Best time to remortgage - Molo Finance

When can you remortgage?

Simon Banks

Lorem ipsum dolor sit amet consectetur adipiscing elit dolor

Many people get a remortgage in the UK. More than 450,000 remortgages were approved in 2020 alone, be it to buy a second home, access capital after the house value increased or simply switch to a better deal. 

In the buy-to-let world, remortgaging is also popular, especially if landlords want to borrow extra funds against their property to purchase another investment house. But is remortgaging always the best option, and when should you consider getting a remortgage for your buy-to-let property?

What is a remortgage?

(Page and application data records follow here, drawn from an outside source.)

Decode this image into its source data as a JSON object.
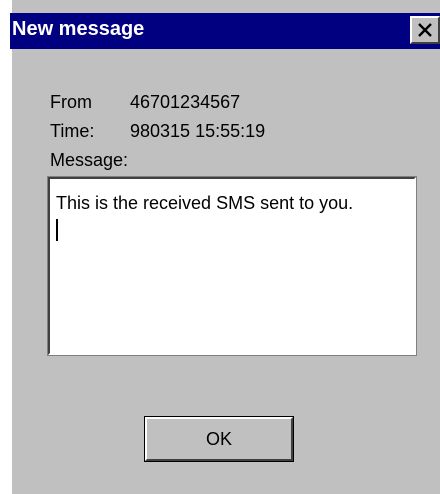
{
  "window": {
    "title": "New message",
    "close_icon": "close-icon"
  },
  "fields": {
    "from_label": "From",
    "from_value": "46701234567",
    "time_label": "Time:",
    "time_value": "980315 15:55:19",
    "message_label": "Message:"
  },
  "message": {
    "text": "This is the received SMS sent to you."
  },
  "buttons": {
    "ok_label": "OK"
  },
  "colors": {
    "titlebar": "#000080",
    "dialog_bg": "#c0c0c0",
    "text": "#000000"
  }
}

Just in case you’re super new to the world of remortgages, allow us to get you up to speed. A remortgage involves refinancing your existing mortgage either with the same lender or switching it to another one who is perhaps offering a better deal.

It’s a bit like shopping around to find the best broadband package or seeing which energy companies offer the best tarifs. Only it’s your mortgage, which, we imagine, is the most expensive outgoing you have. 

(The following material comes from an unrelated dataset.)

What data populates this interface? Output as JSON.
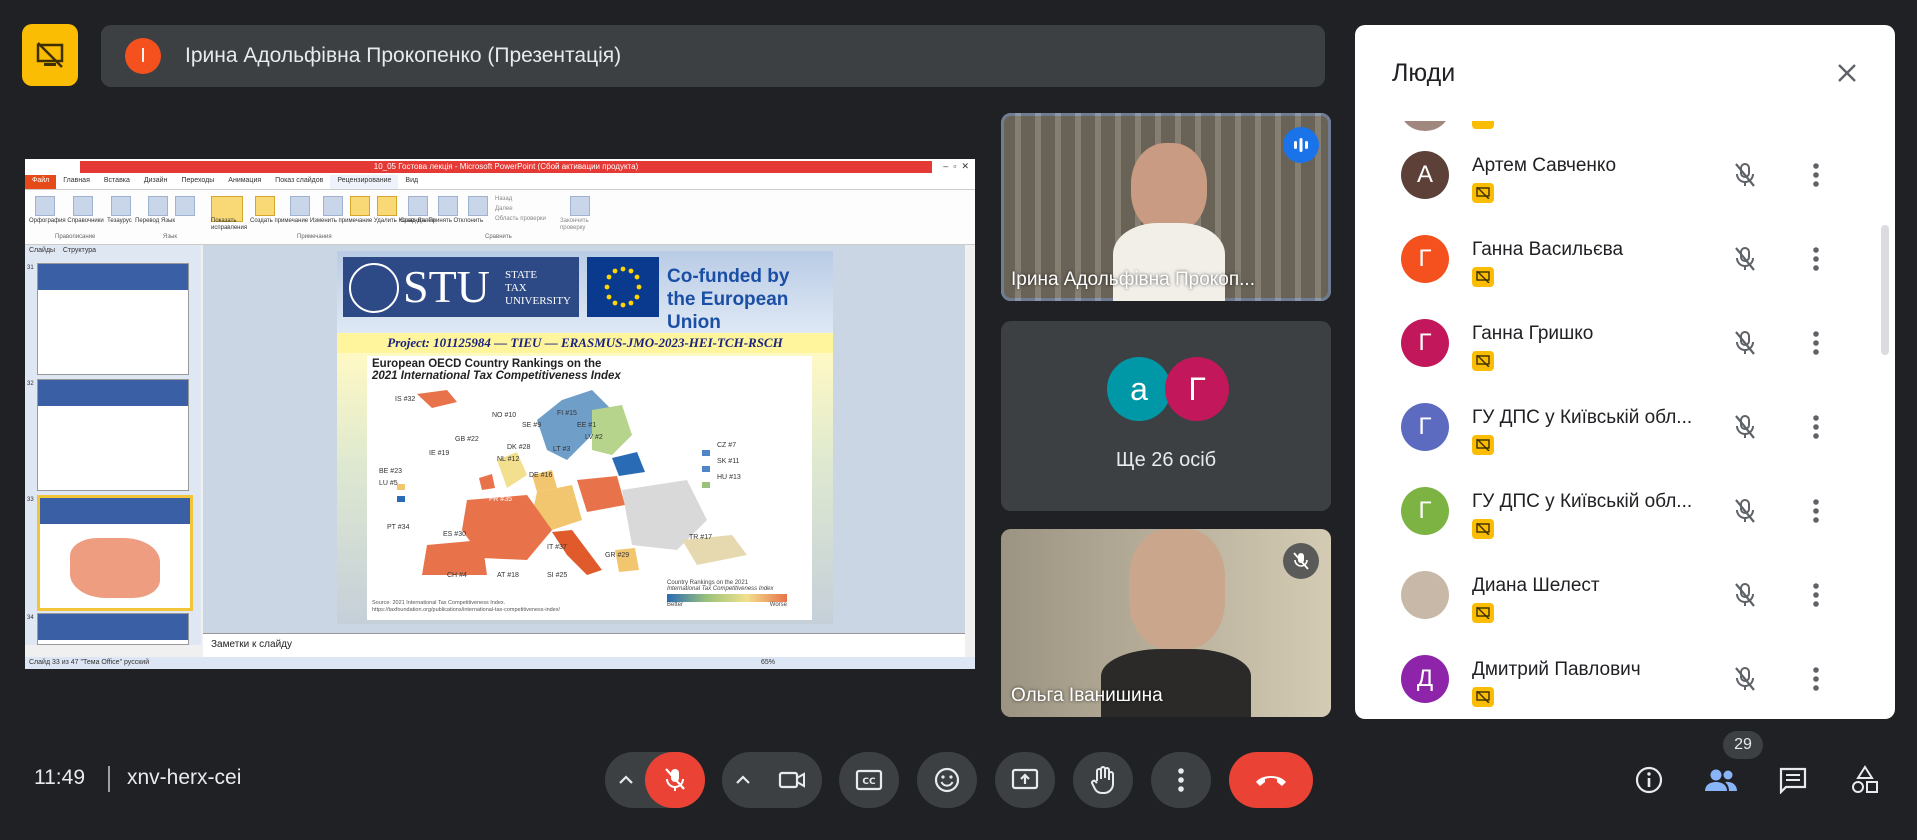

Why should I remortgage?

There are two primary reasons why people remortgage. Some believe they can get better rates with another lender; others want to draw down capital on their property and borrow more. Let’s look at both of those in a bit more detail. 

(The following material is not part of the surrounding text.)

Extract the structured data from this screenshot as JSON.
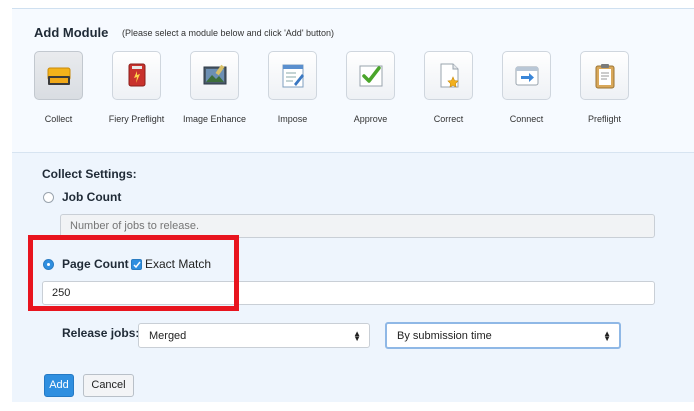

Remortgaging for a better deal

If you’re wondering when to remortgage, then it might be when a better deal is available. The mortgage market can be quite competitive, which means lenders often have favourable rates. This is turbocharged by the fact that the Bank of England base rate is at a record low of just 0.1 per cent. Therefore, anyone with a mortgage may wish to explore their options and see if a better deal exists, especially if their fixed term is about to come to an end (more on that shortly). 

Remortgaging to release equity

The other option for remortgaging – and a primary driver for landlords – involves borrowing more against your home. It could very well be that the value of your home has increased since you bought it and now you want to tap into that extra capital. As a landlord, you may have your eyes on another investment property and therefore wish to borrow more to fund a deposit.  

Remortgage after a fixed term

If you could simply remortgage when you felt like it and switch to better rates on a whim, homeowners would change their mortgage every other week and the industry would be in a constant state of remortgaging. 

When you first take out a mortgage, you’ll tie yourself into the initial rate on a fixed period – usually between two and 10 years. That rate might be fixed on interest or it could be a variable that tracks the base rate. Either way you’ll have a set amount of time before the mortgage moves onto the standard variable rate (SVR). 

Remortgage during fixed term

Trying to remortgage during this period is tricky. Most lenders charge a penalty if you leave the mortgage during the initial rate, and you can expect to pay a percentage of what you owe. For example, if you have three years left on the initial rate, you will likely need to pay three per cent of the entire mortgage to leave early. 

As a result, most borrowers don’t remortgage until their initial rate comes to an end. Even then, you may still need to pay an exit fee. However, it’s much lower than paying a percentage of your entire mortgage. 

You also need to factor in the overall cost of remortgaging. In some cases, it may cost you more to change because of the fees involved. That’s why you should always pay careful attention to the details in your mortgage terms and conditions if you’re asking yourself when to remortgage, as you don’t want to end up with hefty fees adding to the cost.

 

Will it impact my credit score?

Let’s say that everything works out nicely, and you know when to remortgage – either to a better deal or to borrow more capital. What happens next, and does it affect your credit score? The short answer is yes. Even if you’re remortgaging with the same lender, they will need to treat your application as a new one as your circumstances may have changed since the initial application. 

If you’re remortgaging with a new lender then you will definitely need to undertake all the checks and balances to ensure you qualify. Part of that involves a hard credit check, which will leave a footprint on your credit score. 

Credit checks are a standard part of applying for a mortgage or remortgage, so you shouldn’t be too concerned. However, it’s worth bearing in mind as you’ll want your credit score to be in tip-top shape when it comes to remortgaging. 

How to find a remortgage

Most people start their remortgage search on comparison websites because it gives them an overview of the market. You can also reach out to a broker, who will be able to give you a list of potential lenders based on your requirements. Of course, you can also go to the lender directly and get a mortgage in principle to see how much you can borrow. 

Whether you’re remortgaging to get a better rate or borrow more capital to fund your next buy to let, you’ll want to achieve the best deal possible. And you can do that by researching the market and seeing what’s available. 

Summary: re-up with your remortgage 

There’s every chance that you will remortgage at least once during your lifetime – and possibly even more if you’re a landlord with an interest-only mortgage. Therefore, it’s important to understand how remortgaging works and if it can help you. With our guide, you should have a better idea of the remortgage landscape. And if you think it’s time to change your mortgage, why not see if there’s an online remortgage product for you with Molo? 

Related posts